A new study has revealed evidence that the novel coronavirus may have been circulating undetected in northern Italy as early as late August or early September 2019, months before the first infections were officially reported.
The study report entitled "Molecular evidence for SARS-CoV-2 in samples collected from patients with morbilliform eruptions since late summer 2019 in Lombardy, Northern Italy," was produced by a team of 16 researchers, including four senior authors -- three from the University of Milan and one from the High Institute of Health in Rome.
The 27-page report yet to be peer-reviewed, which was published on the repository of pre-prints SSRN in early August, is based on the investigation into the 435 skin samples collected from Lombardy Region to test for measles and rubella from 2018 to earlier this year.
Of the skin samples, researchers found molecular evidence of infections with SARS-CoV-2 in 13 subjects, of which the earliest positive case was dated on Sept. 12, 2019.
Meanwhile, no clear proof of infection was found in the 281 samples collected between August 2018 and July 2019, according to the report.

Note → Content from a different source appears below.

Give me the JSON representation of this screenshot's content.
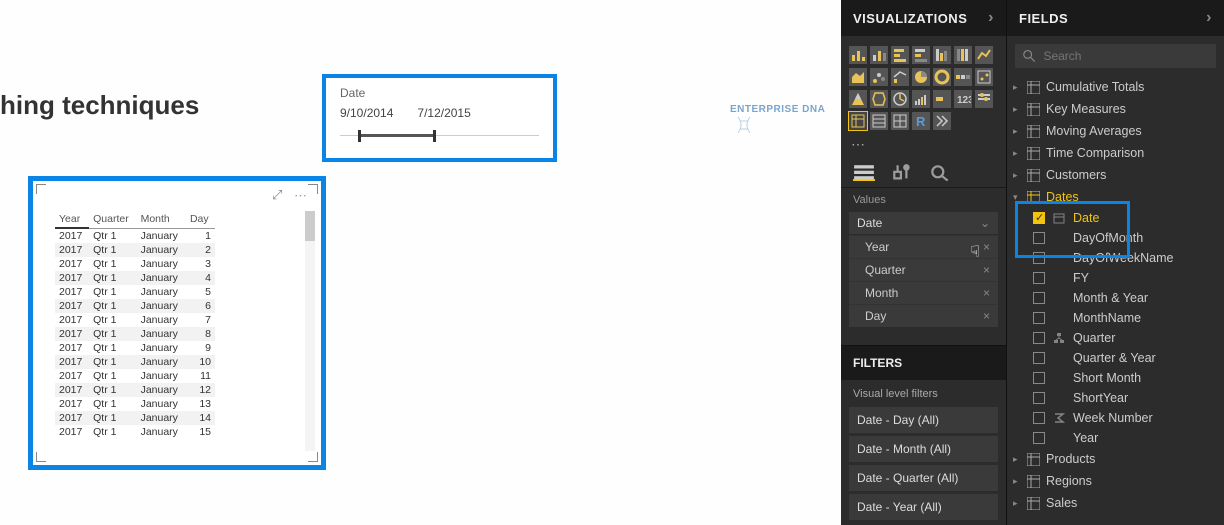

"We estimate SARS-CoV-2 progenitor of known human infections to have emerged in late June-late August 2019," it said.